Seifzadeh, who has defended several imprisoned journalists, managed to inform his family of his arrest on April 22, two weeks after the fact. Seifzadeh is currently in the custody of the intelligence ministry in the northwestern city of Urumiyeh, charged with “acting against national security.” Seifzadeh’s son was allowed a two-minute visit with him, after which he reported that his father was limping and in ill health.

Seifzadeh is a founding member of the Human Rights Defenders Centre founded by Iranian Nobel Peace laureate Shirin Ebadi.

Last October, Seifzadeh was sentenced to nine years in prison and a 10-year ban from practicing law, all because the government now deems “illegal” his connections with the Human Rights Defenders Centre.
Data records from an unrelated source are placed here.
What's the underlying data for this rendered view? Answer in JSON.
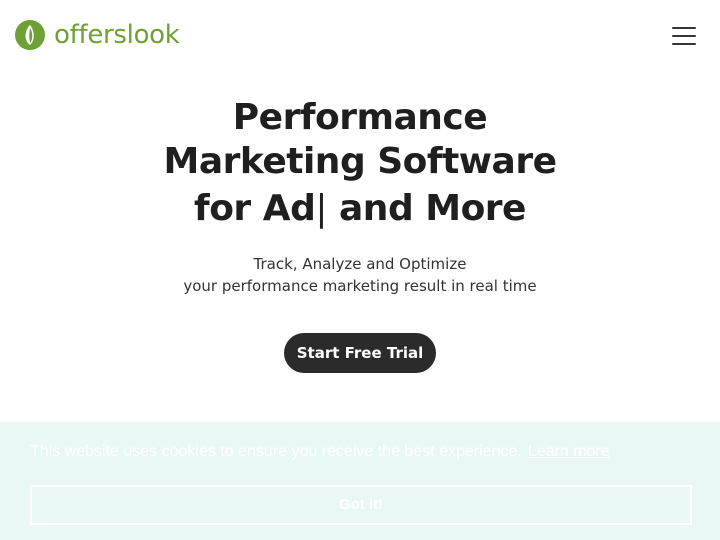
{
  "brand": {
    "name": "offerslook",
    "logo_icon": "leaf-logo-icon",
    "color": "#6fa035"
  },
  "header": {
    "menu_icon": "hamburger-menu-icon"
  },
  "hero": {
    "title_line1": "Performance",
    "title_line2": "Marketing Software",
    "title_line3_prefix": "for Ad",
    "title_caret": "|",
    "title_line3_suffix": " and More",
    "subtitle_line1": "Track, Analyze and Optimize",
    "subtitle_line2": "your performance marketing result in real time",
    "cta_label": "Start Free Trial",
    "cta_color": "#2b2b2b"
  },
  "cookie_banner": {
    "message": "This website uses cookies to ensure you receive the best experience.",
    "link_label": "Learn more",
    "accept_label": "Got it!",
    "background": "#eaf7f7"
  }
}
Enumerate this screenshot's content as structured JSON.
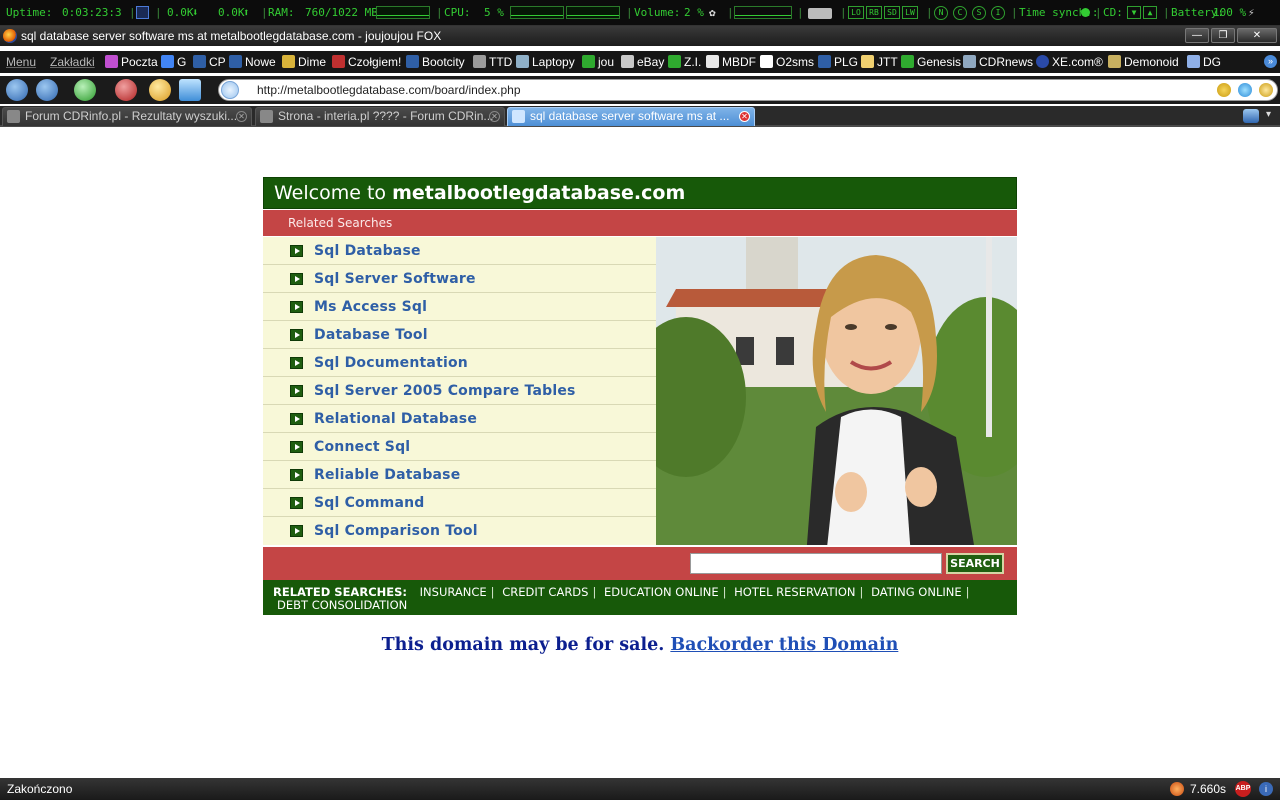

Another prominent lawyer at the centre, Nasrin Sotoudeh, was also arrested and is currently in jail serving an 11-year sentence.

Reporters Without Borders maintains that the Islamic Republic is systematically silencing human rights lawyers and urges international legal associations to speak out against these actions and demand the lawyers’ immediate release.
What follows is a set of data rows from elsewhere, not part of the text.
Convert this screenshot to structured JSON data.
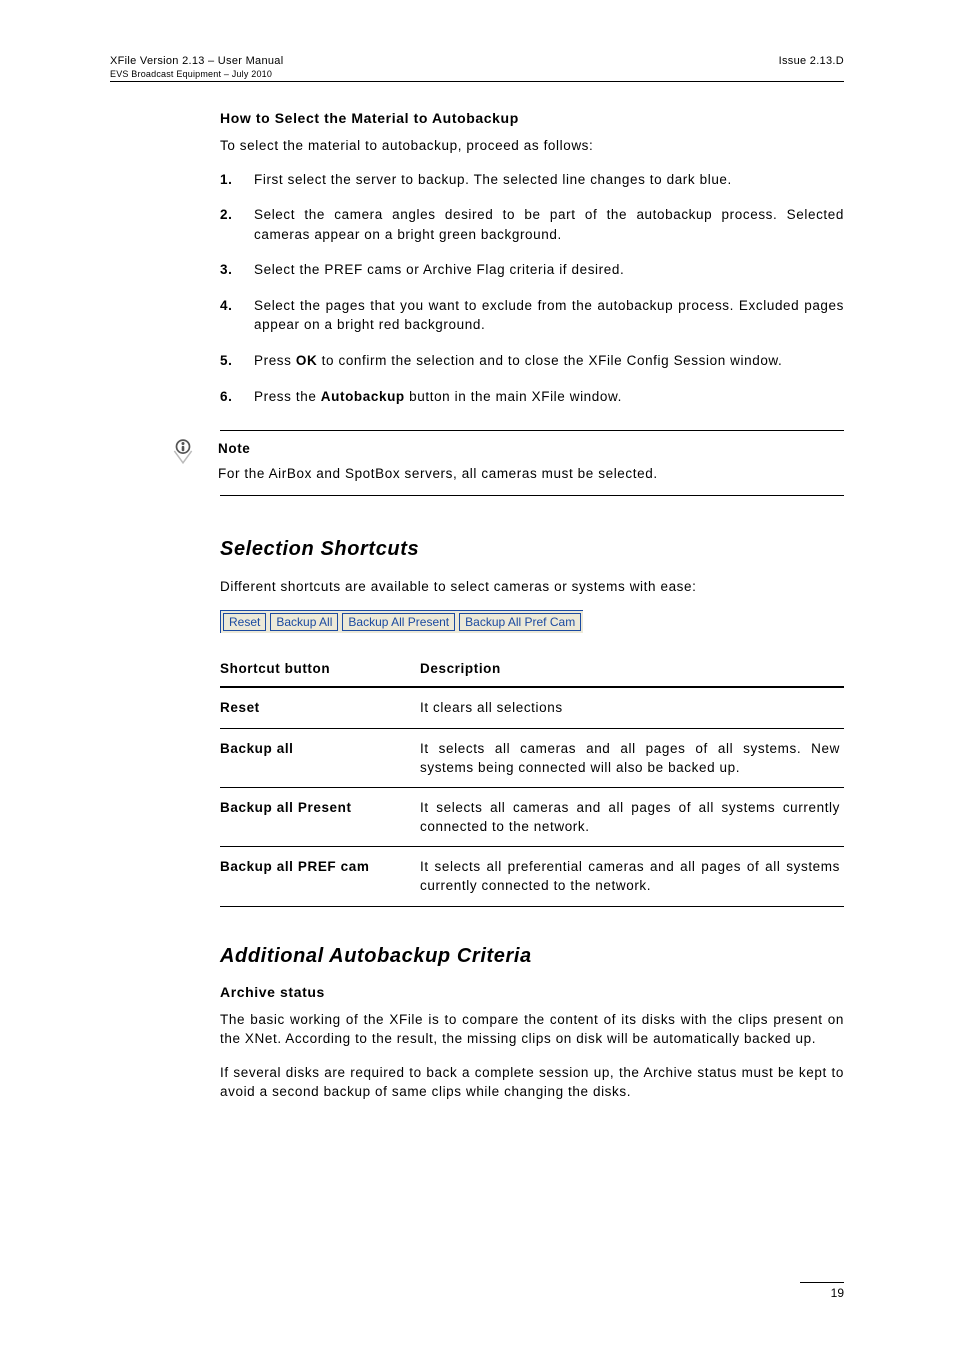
{
  "header": {
    "left_line1": "XFile Version 2.13 – User Manual",
    "left_line2": "EVS Broadcast Equipment – July 2010",
    "right": "Issue 2.13.D"
  },
  "howto": {
    "title": "How to Select the Material to Autobackup",
    "intro": "To select the material to autobackup, proceed as follows:",
    "steps": [
      "First select the server to backup. The selected line changes to dark blue.",
      "Select the camera angles desired to be part of the autobackup process. Selected cameras appear on a bright green background.",
      "Select the PREF cams or Archive Flag criteria if desired.",
      "Select the pages that you want to exclude from the autobackup process. Excluded pages appear on a bright red background.",
      "Press OK to confirm the selection and to close the XFile Config Session window.",
      "Press the Autobackup button in the main XFile window."
    ]
  },
  "note": {
    "label": "Note",
    "text": "For the AirBox and SpotBox servers, all cameras must be selected."
  },
  "shortcuts": {
    "heading": "Selection Shortcuts",
    "intro": "Different shortcuts are available to select cameras or systems with ease:",
    "buttons": [
      "Reset",
      "Backup All",
      "Backup All Present",
      "Backup All Pref Cam"
    ],
    "table_headers": {
      "c1": "Shortcut button",
      "c2": "Description"
    },
    "rows": [
      {
        "name": "Reset",
        "desc": "It clears all selections"
      },
      {
        "name": "Backup all",
        "desc": "It selects all cameras and all pages of all systems. New systems being connected will also be backed up."
      },
      {
        "name": "Backup all Present",
        "desc": "It selects all cameras and all pages of all systems currently connected to the network."
      },
      {
        "name": "Backup all PREF cam",
        "desc": "It selects all preferential cameras and all pages of all systems currently connected to the network."
      }
    ]
  },
  "additional": {
    "heading": "Additional Autobackup Criteria",
    "sub": "Archive status",
    "p1": "The basic working of the XFile is to compare the content of its disks with the clips present on the XNet. According to the result, the missing clips on disk will be automatically backed up.",
    "p2": "If several disks are required to back a complete session up, the Archive status must be kept to avoid a second backup of same clips while changing the disks."
  },
  "footer": {
    "page": "19"
  }
}
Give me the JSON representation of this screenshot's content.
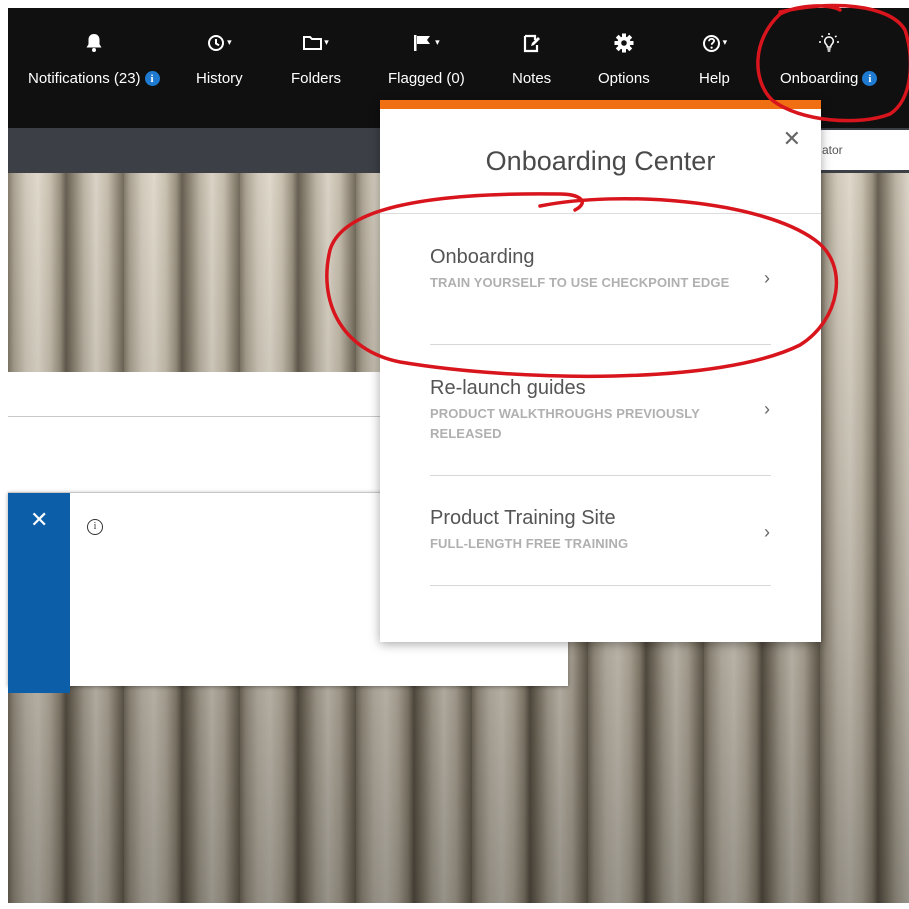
{
  "nav": {
    "items": [
      {
        "id": "notifications",
        "label": "Notifications (23)",
        "icon": "bell-icon",
        "has_info": true
      },
      {
        "id": "history",
        "label": "History",
        "icon": "clock-icon",
        "has_caret": true
      },
      {
        "id": "folders",
        "label": "Folders",
        "icon": "folder-icon",
        "has_caret": true
      },
      {
        "id": "flagged",
        "label": "Flagged (0)",
        "icon": "flag-icon",
        "has_caret": true
      },
      {
        "id": "notes",
        "label": "Notes",
        "icon": "note-icon"
      },
      {
        "id": "options",
        "label": "Options",
        "icon": "gear-icon"
      },
      {
        "id": "help",
        "label": "Help",
        "icon": "question-icon",
        "has_caret": true
      },
      {
        "id": "onboarding",
        "label": "Onboarding",
        "icon": "lightbulb-icon",
        "has_info": true
      }
    ],
    "info_glyph": "i",
    "caret_glyph": "▾"
  },
  "search": {
    "partial_text": "ator"
  },
  "popup": {
    "title": "Onboarding Center",
    "close_glyph": "✕",
    "items": [
      {
        "title": "Onboarding",
        "subtitle": "TRAIN YOURSELF TO USE CHECKPOINT EDGE"
      },
      {
        "title": "Re-launch guides",
        "subtitle": "PRODUCT WALKTHROUGHS PREVIOUSLY RELEASED"
      },
      {
        "title": "Product Training Site",
        "subtitle": "FULL-LENGTH FREE TRAINING"
      }
    ],
    "chevron_glyph": "›"
  },
  "notice": {
    "close_glyph": "✕",
    "info_glyph": "i"
  },
  "colors": {
    "nav_bg": "#101010",
    "accent_orange": "#ef6f12",
    "info_blue": "#1f7ad1",
    "notice_blue": "#0d5ea8",
    "annotation_red": "#d8141c"
  }
}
The press rights organization also reports that Alireza Rejai, a journalist and prominent contributor to reformist newspapers, is currently being held by the government in an unknown location. He has been accused of “activities against national security” by Fars News, which has close ties with the Iranian security services and the Revolutionary Guards.
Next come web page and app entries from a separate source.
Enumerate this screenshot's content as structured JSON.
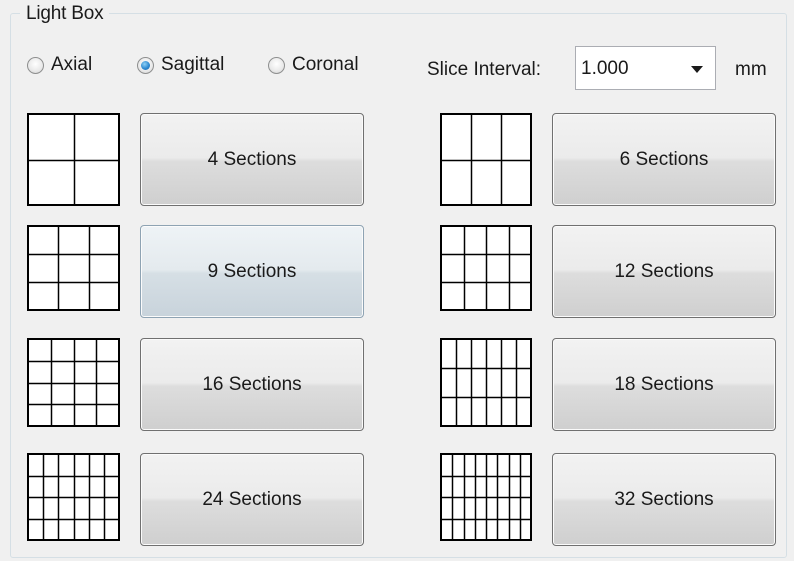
{
  "group": {
    "title": "Light Box"
  },
  "orientation": {
    "options": [
      {
        "label": "Axial",
        "checked": false
      },
      {
        "label": "Sagittal",
        "checked": true
      },
      {
        "label": "Coronal",
        "checked": false
      }
    ]
  },
  "slice_interval": {
    "label": "Slice Interval:",
    "value": "1.000",
    "unit": "mm"
  },
  "layouts": [
    {
      "label": "4 Sections",
      "cols": 2,
      "rows": 2
    },
    {
      "label": "6 Sections",
      "cols": 3,
      "rows": 2
    },
    {
      "label": "9 Sections",
      "cols": 3,
      "rows": 3
    },
    {
      "label": "12 Sections",
      "cols": 4,
      "rows": 3
    },
    {
      "label": "16 Sections",
      "cols": 4,
      "rows": 4
    },
    {
      "label": "18 Sections",
      "cols": 6,
      "rows": 3
    },
    {
      "label": "24 Sections",
      "cols": 6,
      "rows": 4
    },
    {
      "label": "32 Sections",
      "cols": 8,
      "rows": 4
    }
  ],
  "colors": {
    "panel_bg": "#f0f0f0",
    "frame": "#d5dfe5",
    "button_border": "#707070",
    "radio_accent": "#2e8ad1"
  }
}
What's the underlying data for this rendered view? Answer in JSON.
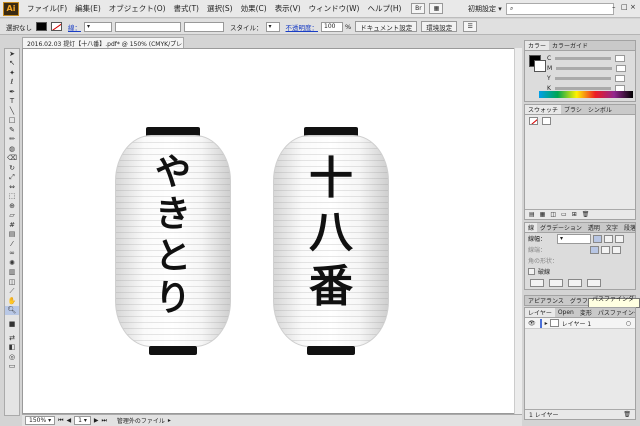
{
  "app": {
    "logo": "Ai",
    "menus": [
      "ファイル(F)",
      "編集(E)",
      "オブジェクト(O)",
      "書式(T)",
      "選択(S)",
      "効果(C)",
      "表示(V)",
      "ウィンドウ(W)",
      "ヘルプ(H)"
    ],
    "workspace_label": "初期設定",
    "workspace_icon": "chevron-down-icon"
  },
  "control_bar": {
    "selection_status": "選択なし",
    "stroke_label": "線：",
    "style_label": "スタイル：",
    "opacity_label": "不透明度：",
    "opacity_value": "100",
    "opacity_unit": "%",
    "doc_settings_button": "ドキュメント設定",
    "prefs_button": "環境設定",
    "fill_color": "#000000",
    "stroke_color": "#ffffff"
  },
  "document": {
    "tab_title": "2016.02.03 提灯【十八番】.pdf* @ 150% (CMYK/プレビュー)",
    "tab_close": "×"
  },
  "artwork": {
    "lantern_left_text": [
      "や",
      "き",
      "と",
      "り"
    ],
    "lantern_right_text": [
      "十",
      "八",
      "番"
    ]
  },
  "status_bar": {
    "zoom": "150%",
    "page": "1",
    "status_text": "管理外のファイル"
  },
  "panels": {
    "color": {
      "tabs": [
        "カラー",
        "カラーガイド"
      ],
      "channels": [
        "C",
        "M",
        "Y",
        "K"
      ]
    },
    "swatch": {
      "tabs": [
        "スウォッチ",
        "ブラシ",
        "シンボル"
      ]
    },
    "stroke": {
      "tabs": [
        "線",
        "グラデーション",
        "透明",
        "文字",
        "段落"
      ],
      "weight_label": "線幅：",
      "cap_label": "線端：",
      "corner_label": "角の形状：",
      "dash_label": "破線"
    },
    "appearance": {
      "tabs": [
        "アピアランス",
        "グラフィックスタイル"
      ]
    },
    "layers": {
      "tabs": [
        "レイヤー",
        "Open",
        "変形",
        "パスファインダー"
      ],
      "layer_name": "レイヤー 1",
      "footer": "1 レイヤー"
    },
    "tooltip": "パスファインダー"
  }
}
Rejai worked for several reformist newspapers, including Jameeh and Tous, which are currently banned. He is also an executive member of the Association of Iranian Journalists, which was down in 2009, during the crackdown on protests that followed the disputed re-election of Mahmoud Ahmadinejad.

Meanwhile, Reporters Without Borders reports that the pro-government media are also being caught in the middle of a rivalry between factions led by Ahmadinejad and the Supreme Leader Aytollah Khamenei. Pro-Ahamdienjad websites have been blocked for publishing statements in support of the president’s thwarted decision to remove his intelligence minister, Heydar Moslehi.

Ahmadinejad recently accepted Moslehi’s resignation, but just two hours later, Moslehi was re-instated as minister by Ayatollah Khamenei.

THe head of the Islamic Republic News Agency (IRNA) was summoned by Tehran’s prosecutor for failing to publish in its entirety, the Supreme Leader’s statement regarding this affair.

Reporters Without Borders says: “After closing many newspapers and censoring the Internet, Ali Khamenei is now targeting the country’s official news agency, which he would like to reduce to nothing more than the mouthpiece of his own office.”